## RECORDS FOR THE EXERCISE
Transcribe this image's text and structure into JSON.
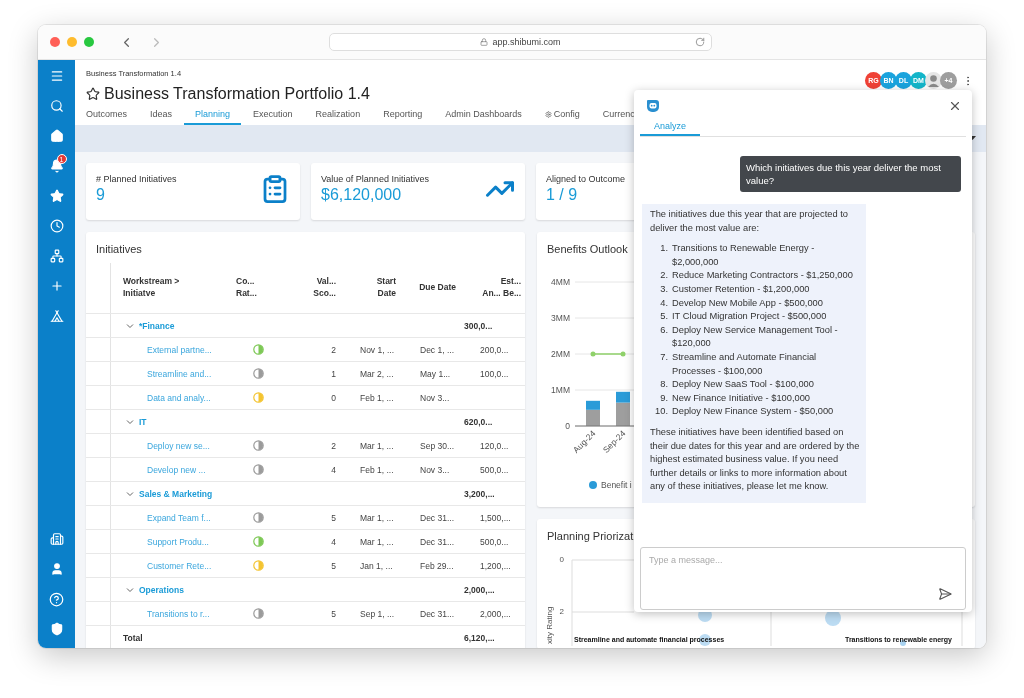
{
  "browser": {
    "url": "app.shibumi.com"
  },
  "sidebar": {
    "notification_badge": "1"
  },
  "breadcrumb": "Business Transformation 1.4",
  "title": "Business Transformation Portfolio 1.4",
  "favorite": false,
  "tabs": [
    {
      "label": "Outcomes",
      "selected": false
    },
    {
      "label": "Ideas",
      "selected": false
    },
    {
      "label": "Planning",
      "selected": true
    },
    {
      "label": "Execution",
      "selected": false
    },
    {
      "label": "Realization",
      "selected": false
    },
    {
      "label": "Reporting",
      "selected": false
    },
    {
      "label": "Admin Dashboards",
      "selected": false
    },
    {
      "label": "Config",
      "selected": false,
      "kind": "settings"
    },
    {
      "label": "Currenc",
      "selected": false
    }
  ],
  "collaborators": [
    {
      "kind": "initials",
      "initials": "RG",
      "color": "#ef4136"
    },
    {
      "kind": "initials",
      "initials": "BN",
      "color": "#1aa3dd"
    },
    {
      "kind": "initials",
      "initials": "DL",
      "color": "#1aa3dd"
    },
    {
      "kind": "initials",
      "initials": "DM",
      "color": "#13b5c9"
    },
    {
      "kind": "photo"
    },
    {
      "kind": "initials",
      "initials": "+4",
      "color": "#9e9e9e"
    }
  ],
  "kpis": [
    {
      "label": "# Planned Initiatives",
      "value": "9"
    },
    {
      "label": "Value of Planned Initiatives",
      "value": "$6,120,000"
    },
    {
      "label": "Aligned to Outcome",
      "value": "1 / 9"
    }
  ],
  "initiatives": {
    "title": "Initiatives",
    "columns": [
      "Workstream > Initiatve",
      "Co... Rat...",
      "Val... Sco...",
      "Start Date",
      "Due Date",
      "Est... An... Be..."
    ],
    "rows": [
      {
        "kind": "group",
        "expanded": true,
        "name": "*Finance",
        "est": "300,0..."
      },
      {
        "kind": "item",
        "name": "External partne...",
        "color": "#7dc855",
        "score": "2",
        "start": "Nov 1, ...",
        "due": "Dec 1, ...",
        "est": "200,0..."
      },
      {
        "kind": "item",
        "name": "Streamline and...",
        "color": "#9b9b9b",
        "score": "1",
        "start": "Mar 2, ...",
        "due": "May 1...",
        "est": "100,0..."
      },
      {
        "kind": "item",
        "name": "Data and analy...",
        "color": "#f4c430",
        "score": "0",
        "start": "Feb 1, ...",
        "due": "Nov 3..."
      },
      {
        "kind": "group",
        "expanded": true,
        "name": "IT",
        "est": "620,0..."
      },
      {
        "kind": "item",
        "name": "Deploy new se...",
        "color": "#9b9b9b",
        "score": "2",
        "start": "Mar 1, ...",
        "due": "Sep 30...",
        "est": "120,0..."
      },
      {
        "kind": "item",
        "name": "Develop new ...",
        "color": "#9b9b9b",
        "score": "4",
        "start": "Feb 1, ...",
        "due": "Nov 3...",
        "est": "500,0..."
      },
      {
        "kind": "group",
        "expanded": true,
        "name": "Sales & Marketing",
        "est": "3,200,..."
      },
      {
        "kind": "item",
        "name": "Expand Team f...",
        "color": "#9b9b9b",
        "score": "5",
        "start": "Mar 1, ...",
        "due": "Dec 31...",
        "est": "1,500,..."
      },
      {
        "kind": "item",
        "name": "Support Produ...",
        "color": "#7dc855",
        "score": "4",
        "start": "Mar 1, ...",
        "due": "Dec 31...",
        "est": "500,0..."
      },
      {
        "kind": "item",
        "name": "Customer Rete...",
        "color": "#f4c430",
        "score": "5",
        "start": "Jan 1, ...",
        "due": "Feb 29...",
        "est": "1,200,..."
      },
      {
        "kind": "group",
        "expanded": true,
        "name": "Operations",
        "est": "2,000,..."
      },
      {
        "kind": "item",
        "name": "Transitions to r...",
        "color": "#9b9b9b",
        "score": "5",
        "start": "Sep 1, ...",
        "due": "Dec 31...",
        "est": "2,000,..."
      },
      {
        "kind": "total",
        "name": "Total",
        "est": "6,120,..."
      }
    ]
  },
  "benefits": {
    "title": "Benefits Outlook",
    "chart_data": {
      "type": "bar",
      "stacked": true,
      "grid": true,
      "categories": [
        "Aug-24",
        "Sep-24"
      ],
      "ylim": [
        0,
        4
      ],
      "yticks": [
        {
          "value": 0,
          "label": "0"
        },
        {
          "value": 1,
          "label": "1MM"
        },
        {
          "value": 2,
          "label": "2MM"
        },
        {
          "value": 3,
          "label": "3MM"
        },
        {
          "value": 4,
          "label": "4MM"
        }
      ],
      "series": [
        {
          "color": "#9e9e9e",
          "values": [
            0.45,
            0.65
          ]
        },
        {
          "name": "Benefit i",
          "color": "#2a9bd8",
          "values": [
            0.25,
            0.3
          ]
        },
        {
          "type": "line",
          "color": "#8fd16a",
          "values": [
            2,
            2
          ]
        }
      ]
    }
  },
  "prioritization": {
    "title": "Planning Priorizat",
    "ylabel": "xity Rating",
    "yticks": [
      "0",
      "2"
    ],
    "labels": [
      "Streamline and automate financial processes",
      "Transitions to renewable energy"
    ]
  },
  "chat": {
    "tabs": [
      {
        "label": "Analyze",
        "selected": true
      }
    ],
    "messages": [
      {
        "kind": "user",
        "text": "Which initiatives due this year deliver the most value?"
      },
      {
        "kind": "bot",
        "intro": "The initiatives due this year that are projected to deliver the most value are:",
        "items": [
          {
            "marker": "1.",
            "text": "Transitions to Renewable Energy - $2,000,000"
          },
          {
            "marker": "2.",
            "text": "Reduce Marketing Contractors - $1,250,000"
          },
          {
            "marker": "3.",
            "text": "Customer Retention - $1,200,000"
          },
          {
            "marker": "4.",
            "text": "Develop New Mobile App - $500,000"
          },
          {
            "marker": "5.",
            "text": "IT Cloud Migration Project - $500,000"
          },
          {
            "marker": "6.",
            "text": "Deploy New Service Management Tool - $120,000"
          },
          {
            "marker": "7.",
            "text": "Streamline and Automate Financial Processes - $100,000"
          },
          {
            "marker": "8.",
            "text": "Deploy New SaaS Tool - $100,000"
          },
          {
            "marker": "9.",
            "text": "New Finance Initiative - $100,000"
          },
          {
            "marker": "10.",
            "text": "Deploy New Finance System - $50,000"
          }
        ],
        "outro": "These initiatives have been identified based on their due dates for this year and are ordered by the highest estimated business value. If you need further details or links to more information about any of these initiatives, please let me know."
      }
    ],
    "placeholder": "Type a message..."
  }
}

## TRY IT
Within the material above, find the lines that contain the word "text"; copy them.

## RESPONSE AREA
Transcribe this image's text and structure into JSON.
        "text": "Which initiatives due this year deliver the most value?"
            "text": "Transitions to Renewable Energy - $2,000,000"
            "text": "Reduce Marketing Contractors - $1,250,000"
            "text": "Customer Retention - $1,200,000"
            "text": "Develop New Mobile App - $500,000"
            "text": "IT Cloud Migration Project - $500,000"
            "text": "Deploy New Service Management Tool - $120,000"
            "text": "Streamline and Automate Financial Processes - $100,000"
            "text": "Deploy New SaaS Tool - $100,000"
            "text": "New Finance Initiative - $100,000"
            "text": "Deploy New Finance System - $50,000"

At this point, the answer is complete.